The study was an attempt to test out competing theories about differences in sexual regret between men and women. Evolutionary psychologists have suggested that sexual regret functions as a psychological mechanism to protect people from making sexual choices that compromise their evolutionary goals. Women ultimately want to reel in non-philandering partners who are going to stick around for a while. Casual sex won't help them do that, so they regret it — because uncomfortable, lingering feelings of regret will theoretically dissaude them from repeating their mistake. Men, on the other hand, secure their genetic legacy by spreading their seed. So they feel good about hooking up with strangers, and regret leaving the bar alone. (This is all according to some evolutionary psychologists, of course.)

These male/female differences in sexual regret have largely held up in American research. If the evolutionary standpoint is correct, the same gender differences should show up in other cultures, too. (These sexual regret studies, like a lot of behavior science, only involve heterosexual participants.)

By contrast, a theory called social role theory (which is easier to get behind in 2017) says that male/female differences in sexual regret should dissipate in more egalitarian, sexually liberal societies, such as Norway. Like other Scandinavian countries, Norway ranks high for gender equality, according to a 2016 Global Gender Gap Report from the World Economic Forum. The US ranks at #45. And that was pre-Trump.

So, for the current study, researchers recruited 263 Norwegian university students, all of whom were straight and had at least one one night stand under their belt, to see how their perspectives on casual sex compared to Americans'. Participants assessed their most recent foray into casual sex (and the last casual-sex opportunity they passed up), rating their levels of regret over having/not having sex. Additionally, they answered questions about sexual gratification and post-sex paranoia (over STIs, pregnancy and earning a bad reputation), and filled out questionnaires to determine their sociosexuality scores, meaning how much they enjoy new, different sexual experiences.

The results echoed sexual regret findings from the US: More women (34 percent) than men (20 percent) regretted their most recent one night stand, whereas men were far more likely than women — 29 percent vs. 4 percent — to regret not having casual sex the last time they had the chance. In fact, 80 percent of women were happy they'd said no to a one night stand. 
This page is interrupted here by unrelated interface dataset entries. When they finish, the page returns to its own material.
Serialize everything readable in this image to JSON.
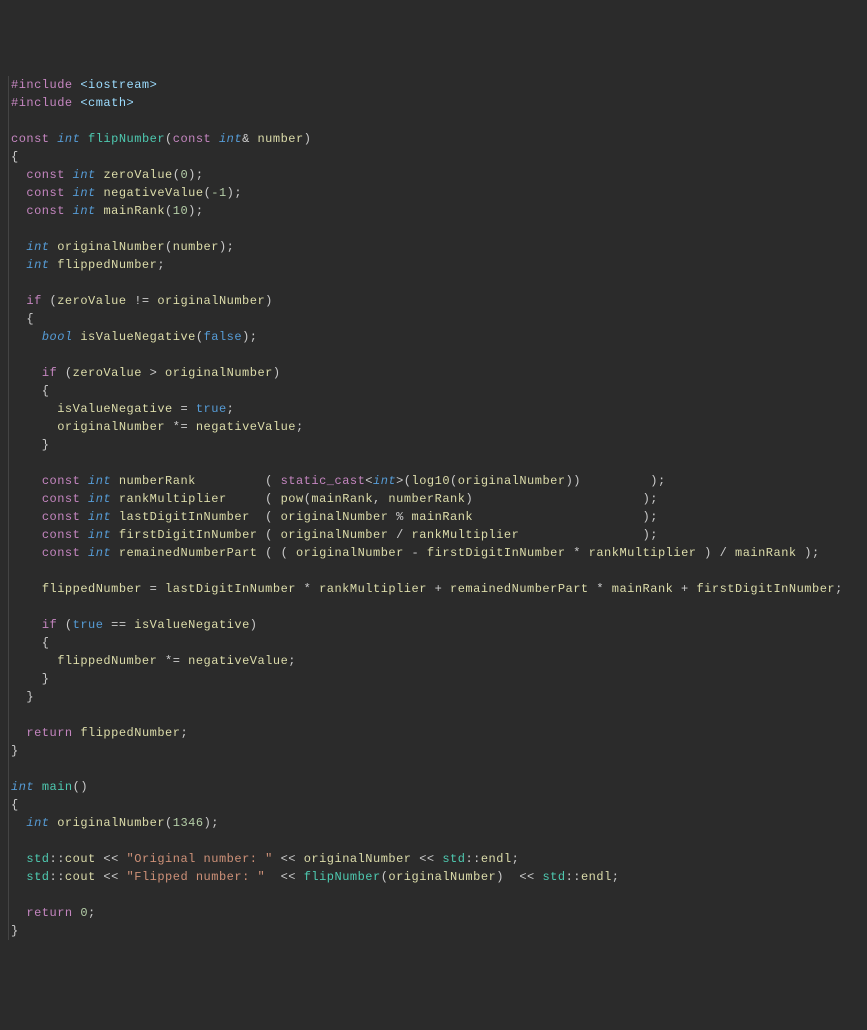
{
  "code": {
    "l1_preproc": "#include",
    "l1_header": "<iostream>",
    "l2_preproc": "#include",
    "l2_header": "<cmath>",
    "l4_const": "const",
    "l4_int": "int",
    "l4_func": "flipNumber",
    "l4_const2": "const",
    "l4_int2": "int",
    "l4_param": "number",
    "l6_const": "const",
    "l6_int": "int",
    "l6_var": "zeroValue",
    "l6_num": "0",
    "l7_const": "const",
    "l7_int": "int",
    "l7_var": "negativeValue",
    "l7_num": "-1",
    "l8_const": "const",
    "l8_int": "int",
    "l8_var": "mainRank",
    "l8_num": "10",
    "l10_int": "int",
    "l10_var": "originalNumber",
    "l10_param": "number",
    "l11_int": "int",
    "l11_var": "flippedNumber",
    "l13_if": "if",
    "l13_var1": "zeroValue",
    "l13_var2": "originalNumber",
    "l15_bool": "bool",
    "l15_var": "isValueNegative",
    "l15_false": "false",
    "l17_if": "if",
    "l17_var1": "zeroValue",
    "l17_var2": "originalNumber",
    "l19_var": "isValueNegative",
    "l19_true": "true",
    "l20_var1": "originalNumber",
    "l20_var2": "negativeValue",
    "l23_const": "const",
    "l23_int": "int",
    "l23_var": "numberRank",
    "l23_cast": "static_cast",
    "l23_casttype": "int",
    "l23_log": "log10",
    "l23_arg": "originalNumber",
    "l24_const": "const",
    "l24_int": "int",
    "l24_var": "rankMultiplier",
    "l24_pow": "pow",
    "l24_arg1": "mainRank",
    "l24_arg2": "numberRank",
    "l25_const": "const",
    "l25_int": "int",
    "l25_var": "lastDigitInNumber",
    "l25_arg1": "originalNumber",
    "l25_arg2": "mainRank",
    "l26_const": "const",
    "l26_int": "int",
    "l26_var": "firstDigitInNumber",
    "l26_arg1": "originalNumber",
    "l26_arg2": "rankMultiplier",
    "l27_const": "const",
    "l27_int": "int",
    "l27_var": "remainedNumberPart",
    "l27_arg1": "originalNumber",
    "l27_arg2": "firstDigitInNumber",
    "l27_arg3": "rankMultiplier",
    "l27_arg4": "mainRank",
    "l29_var": "flippedNumber",
    "l29_v1": "lastDigitInNumber",
    "l29_v2": "rankMultiplier",
    "l29_v3": "remainedNumberPart",
    "l29_v4": "mainRank",
    "l29_v5": "firstDigitInNumber",
    "l31_if": "if",
    "l31_true": "true",
    "l31_var": "isValueNegative",
    "l33_var1": "flippedNumber",
    "l33_var2": "negativeValue",
    "l37_return": "return",
    "l37_var": "flippedNumber",
    "l40_int": "int",
    "l40_main": "main",
    "l42_int": "int",
    "l42_var": "originalNumber",
    "l42_num": "1346",
    "l44_std": "std",
    "l44_cout": "cout",
    "l44_str": "\"Original number: \"",
    "l44_var": "originalNumber",
    "l44_std2": "std",
    "l44_endl": "endl",
    "l45_std": "std",
    "l45_cout": "cout",
    "l45_str": "\"Flipped number: \"",
    "l45_func": "flipNumber",
    "l45_arg": "originalNumber",
    "l45_std2": "std",
    "l45_endl": "endl",
    "l47_return": "return",
    "l47_num": "0"
  }
}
Compared to men, women worried more about the negative consequences of casual sex, and got much less physical gratification from it, but researchers didn't find any singular factor that predicted male/female sexual regret differences. Basically, the evolutionary line of thought bore out, as it had in the US.